Was it more of a challenge to play a character that’s so simple, as you say?

Farrell: No, I’m pretty simple. It’s finally nice to play something close to the self.

Lanthimos: You’re not doing justice to David. He’s not that simple.

Farrell: No, no, he’s not. I like it, I like when [Lanthimos] gets defensive over my character. I shouldn’t make statements on other characters, but I think David maybe has a little more loneliness. Like true sad, plaintive, melancholy loneliness than just maybe the fear that dominates the other characters, like having to find a partner. David’s got his own fears as well, but he’s okay with choosing a lobster.

What was the nature on set for you both with a film that’s as dark as it is emotional and violent?

Farrell: All of those worlds seem to coexist at all times. The humor, and if there’s pathos and horror. The world is a continual kaleidoscope of different human themes all clashing together, and then stillness and then clashing together. To refer to the toaster thing, you don’t really know what is around the next corner or how much treachery lies ahead. You know that the world is not what it’s presented to be, which guess what, the world we live in is not what it’s presented to be. Some places it’s safer than we’re told it is, and other places it’s not as safe as we’re told it is. But it didn’t seem jarring. It wasn’t like, this scene is more funny so it’s a lighter mood, or this scene is more violent so it’s a darker mood. There was a pervasive continuation of mood, which was pretty good the whole time. Just these different themes that were fluidly clashing together, if that’s possible.

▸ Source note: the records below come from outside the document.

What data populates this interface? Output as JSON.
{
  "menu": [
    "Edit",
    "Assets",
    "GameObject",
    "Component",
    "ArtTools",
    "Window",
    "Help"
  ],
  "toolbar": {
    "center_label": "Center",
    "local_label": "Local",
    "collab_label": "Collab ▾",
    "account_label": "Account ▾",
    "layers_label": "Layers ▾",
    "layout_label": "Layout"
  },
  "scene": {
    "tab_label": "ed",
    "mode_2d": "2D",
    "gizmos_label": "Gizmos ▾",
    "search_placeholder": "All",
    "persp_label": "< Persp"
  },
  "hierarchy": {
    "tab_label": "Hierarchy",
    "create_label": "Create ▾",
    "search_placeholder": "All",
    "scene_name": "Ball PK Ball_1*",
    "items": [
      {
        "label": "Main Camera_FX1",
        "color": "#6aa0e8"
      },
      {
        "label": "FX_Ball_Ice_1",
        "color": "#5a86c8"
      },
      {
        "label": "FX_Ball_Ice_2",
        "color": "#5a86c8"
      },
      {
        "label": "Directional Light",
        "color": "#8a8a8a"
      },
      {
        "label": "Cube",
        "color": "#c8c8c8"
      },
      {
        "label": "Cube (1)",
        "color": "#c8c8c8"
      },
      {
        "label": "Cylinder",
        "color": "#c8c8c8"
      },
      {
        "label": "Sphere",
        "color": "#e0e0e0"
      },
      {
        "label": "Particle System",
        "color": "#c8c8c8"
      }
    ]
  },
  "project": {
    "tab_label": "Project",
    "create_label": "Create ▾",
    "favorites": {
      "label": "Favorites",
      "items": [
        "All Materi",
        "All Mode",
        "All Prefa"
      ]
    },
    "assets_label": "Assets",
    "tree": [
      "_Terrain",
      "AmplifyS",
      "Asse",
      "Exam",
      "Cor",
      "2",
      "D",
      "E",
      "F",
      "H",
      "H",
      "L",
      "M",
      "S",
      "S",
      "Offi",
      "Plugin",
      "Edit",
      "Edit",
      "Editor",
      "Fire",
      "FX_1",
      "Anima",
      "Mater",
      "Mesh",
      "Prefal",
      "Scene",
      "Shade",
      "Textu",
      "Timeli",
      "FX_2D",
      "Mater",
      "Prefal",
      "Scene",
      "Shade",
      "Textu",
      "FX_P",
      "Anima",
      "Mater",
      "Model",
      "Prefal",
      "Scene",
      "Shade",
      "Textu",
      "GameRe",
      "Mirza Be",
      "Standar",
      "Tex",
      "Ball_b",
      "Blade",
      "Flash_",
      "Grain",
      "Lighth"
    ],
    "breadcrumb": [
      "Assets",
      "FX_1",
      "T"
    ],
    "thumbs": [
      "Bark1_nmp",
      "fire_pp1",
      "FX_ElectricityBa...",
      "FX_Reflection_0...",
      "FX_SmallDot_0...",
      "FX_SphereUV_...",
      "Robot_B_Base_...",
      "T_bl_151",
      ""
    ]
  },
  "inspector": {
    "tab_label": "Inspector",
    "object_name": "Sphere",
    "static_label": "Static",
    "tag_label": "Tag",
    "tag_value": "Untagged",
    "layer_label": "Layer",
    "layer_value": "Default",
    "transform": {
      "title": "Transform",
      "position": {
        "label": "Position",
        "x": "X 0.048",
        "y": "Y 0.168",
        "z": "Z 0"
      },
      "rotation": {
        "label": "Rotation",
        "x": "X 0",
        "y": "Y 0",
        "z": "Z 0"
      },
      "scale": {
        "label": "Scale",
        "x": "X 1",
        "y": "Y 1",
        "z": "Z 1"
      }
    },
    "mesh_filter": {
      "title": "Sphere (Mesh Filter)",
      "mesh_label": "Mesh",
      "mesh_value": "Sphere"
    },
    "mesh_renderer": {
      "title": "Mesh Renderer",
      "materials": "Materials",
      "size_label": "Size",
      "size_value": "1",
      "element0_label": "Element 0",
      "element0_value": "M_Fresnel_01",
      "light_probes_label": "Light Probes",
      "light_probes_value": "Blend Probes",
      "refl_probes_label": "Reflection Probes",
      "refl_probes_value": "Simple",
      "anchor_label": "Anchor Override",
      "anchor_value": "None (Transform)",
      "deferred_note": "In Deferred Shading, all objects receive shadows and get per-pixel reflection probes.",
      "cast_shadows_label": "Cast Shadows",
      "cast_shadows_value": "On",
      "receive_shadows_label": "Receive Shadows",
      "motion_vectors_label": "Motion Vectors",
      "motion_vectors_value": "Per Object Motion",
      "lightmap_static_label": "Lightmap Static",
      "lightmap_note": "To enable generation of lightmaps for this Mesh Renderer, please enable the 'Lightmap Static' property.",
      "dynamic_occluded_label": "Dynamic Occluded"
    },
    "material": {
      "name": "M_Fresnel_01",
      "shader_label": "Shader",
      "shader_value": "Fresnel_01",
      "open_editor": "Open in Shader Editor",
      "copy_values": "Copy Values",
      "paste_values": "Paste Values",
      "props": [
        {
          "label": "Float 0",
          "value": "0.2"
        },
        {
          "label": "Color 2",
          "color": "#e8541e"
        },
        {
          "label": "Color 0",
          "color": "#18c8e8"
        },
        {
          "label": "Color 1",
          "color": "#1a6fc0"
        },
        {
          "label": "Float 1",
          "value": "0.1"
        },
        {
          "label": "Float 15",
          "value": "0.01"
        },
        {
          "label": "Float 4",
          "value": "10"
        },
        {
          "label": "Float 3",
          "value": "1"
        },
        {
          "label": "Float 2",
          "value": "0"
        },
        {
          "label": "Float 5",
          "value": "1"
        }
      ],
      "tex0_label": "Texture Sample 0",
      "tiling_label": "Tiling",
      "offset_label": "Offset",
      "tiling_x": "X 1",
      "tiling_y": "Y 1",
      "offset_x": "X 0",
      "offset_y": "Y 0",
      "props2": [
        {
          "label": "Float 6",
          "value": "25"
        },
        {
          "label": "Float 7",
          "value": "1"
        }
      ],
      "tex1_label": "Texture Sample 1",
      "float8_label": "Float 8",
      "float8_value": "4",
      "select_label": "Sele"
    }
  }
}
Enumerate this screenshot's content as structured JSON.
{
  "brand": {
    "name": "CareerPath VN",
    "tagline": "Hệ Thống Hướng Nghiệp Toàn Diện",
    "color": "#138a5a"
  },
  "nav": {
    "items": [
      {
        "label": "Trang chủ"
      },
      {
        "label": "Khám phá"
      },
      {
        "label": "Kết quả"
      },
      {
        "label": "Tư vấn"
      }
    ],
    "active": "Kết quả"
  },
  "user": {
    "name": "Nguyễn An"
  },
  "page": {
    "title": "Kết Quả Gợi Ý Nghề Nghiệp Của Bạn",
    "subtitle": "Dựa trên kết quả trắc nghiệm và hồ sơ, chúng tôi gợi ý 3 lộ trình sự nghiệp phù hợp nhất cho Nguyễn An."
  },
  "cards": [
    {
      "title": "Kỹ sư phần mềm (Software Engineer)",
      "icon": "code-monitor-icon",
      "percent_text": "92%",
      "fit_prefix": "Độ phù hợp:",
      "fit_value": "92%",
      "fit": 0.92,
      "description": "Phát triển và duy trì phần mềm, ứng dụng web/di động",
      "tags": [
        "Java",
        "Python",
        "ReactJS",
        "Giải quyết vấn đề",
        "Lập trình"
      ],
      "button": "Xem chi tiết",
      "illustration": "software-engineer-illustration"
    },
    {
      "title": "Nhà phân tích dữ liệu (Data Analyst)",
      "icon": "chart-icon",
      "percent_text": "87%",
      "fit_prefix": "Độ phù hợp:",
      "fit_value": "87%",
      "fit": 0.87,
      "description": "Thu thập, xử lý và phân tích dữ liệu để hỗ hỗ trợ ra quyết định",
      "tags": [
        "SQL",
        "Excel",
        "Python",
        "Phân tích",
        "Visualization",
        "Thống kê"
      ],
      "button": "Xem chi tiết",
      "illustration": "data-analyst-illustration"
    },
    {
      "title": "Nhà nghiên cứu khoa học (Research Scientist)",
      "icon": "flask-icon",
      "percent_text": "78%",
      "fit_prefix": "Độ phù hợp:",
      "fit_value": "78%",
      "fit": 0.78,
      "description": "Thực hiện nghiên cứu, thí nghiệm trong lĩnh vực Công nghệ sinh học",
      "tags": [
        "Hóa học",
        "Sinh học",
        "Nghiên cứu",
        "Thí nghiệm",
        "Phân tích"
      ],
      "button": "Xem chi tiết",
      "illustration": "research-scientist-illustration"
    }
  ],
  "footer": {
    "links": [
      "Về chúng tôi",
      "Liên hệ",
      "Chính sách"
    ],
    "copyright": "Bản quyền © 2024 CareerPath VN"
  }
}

A24

Yeah, that mixture comes off in the film.

Farrell: Good. Like an awkwardness, an awkwardness that everyone is okay with.

In the second viewing I found it even funnier.

Farrell: Sure, because maybe it was a bit shocking the first time?

Yeah, especially entering it blindly and not knowing anything about the world.

Farrell: Yeah, I have friends that saw it once and said they really need to see it again.

What animals would you two choose in real life?

Farrell: Bird, man.

Lanthimos: I always say I’d be a bird.

Farrell: Same. I think a seagull, maybe.

Colin, J.K. Rowling revealed her Fantastic Beasts will be a trilogy. Will we see your character, Percival Graves, show up in the next two?

Farrell: No idea. Genuinely. If I did, I’d probably have to say I didn’t anyway.

Yorgos, what are you working on next? Will you do another English-language film?

Lanthimos: Well that, yes, it will be an English-language film. Which one, I'm not really sure.

Will you be writing and directing again?

LanthimosYes. We’ve written a film and we’re going to try to put it together soon. It’s a bit of a psychological thriller with supernatural elements.

Farrell: I’ll say! [Laughs]

You know the story?

Farrell: I do, it’s wonderful.

[It was announced this week at Cannes that Farrell is reuniting with Lanthimos for his next film, The Killing of a Sacred Deer]

The Lobster opens May 13.